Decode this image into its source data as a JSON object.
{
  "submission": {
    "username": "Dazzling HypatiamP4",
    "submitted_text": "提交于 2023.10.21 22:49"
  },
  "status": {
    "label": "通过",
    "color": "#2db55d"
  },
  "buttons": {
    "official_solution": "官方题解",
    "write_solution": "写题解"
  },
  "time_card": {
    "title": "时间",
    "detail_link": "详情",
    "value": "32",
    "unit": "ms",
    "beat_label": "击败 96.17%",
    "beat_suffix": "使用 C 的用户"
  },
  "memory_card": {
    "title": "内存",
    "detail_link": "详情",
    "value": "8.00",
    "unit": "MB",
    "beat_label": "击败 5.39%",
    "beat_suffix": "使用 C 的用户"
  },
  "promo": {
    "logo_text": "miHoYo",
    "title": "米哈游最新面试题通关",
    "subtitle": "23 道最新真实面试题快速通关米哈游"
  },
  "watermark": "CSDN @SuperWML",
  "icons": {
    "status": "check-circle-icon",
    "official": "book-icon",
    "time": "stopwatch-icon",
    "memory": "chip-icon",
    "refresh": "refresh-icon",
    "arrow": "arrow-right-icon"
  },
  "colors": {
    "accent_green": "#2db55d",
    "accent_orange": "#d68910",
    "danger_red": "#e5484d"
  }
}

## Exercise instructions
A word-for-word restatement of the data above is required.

## Exercise response
Decode this image into its source data as a JSON object.
{
  "submission": {
    "username": "Dazzling HypatiamP4",
    "submitted_text": "提交于 2023.10.21 22:49"
  },
  "status": {
    "label": "通过",
    "color": "#2db55d"
  },
  "buttons": {
    "official_solution": "官方题解",
    "write_solution": "写题解"
  },
  "time_card": {
    "title": "时间",
    "detail_link": "详情",
    "value": "32",
    "unit": "ms",
    "beat_label": "击败 96.17%",
    "beat_suffix": "使用 C 的用户"
  },
  "memory_card": {
    "title": "内存",
    "detail_link": "详情",
    "value": "8.00",
    "unit": "MB",
    "beat_label": "击败 5.39%",
    "beat_suffix": "使用 C 的用户"
  },
  "promo": {
    "logo_text": "miHoYo",
    "title": "米哈游最新面试题通关",
    "subtitle": "23 道最新真实面试题快速通关米哈游"
  },
  "watermark": "CSDN @SuperWML",
  "icons": {
    "status": "check-circle-icon",
    "official": "book-icon",
    "time": "stopwatch-icon",
    "memory": "chip-icon",
    "refresh": "refresh-icon",
    "arrow": "arrow-right-icon"
  },
  "colors": {
    "accent_green": "#2db55d",
    "accent_orange": "#d68910",
    "danger_red": "#e5484d"
  }
}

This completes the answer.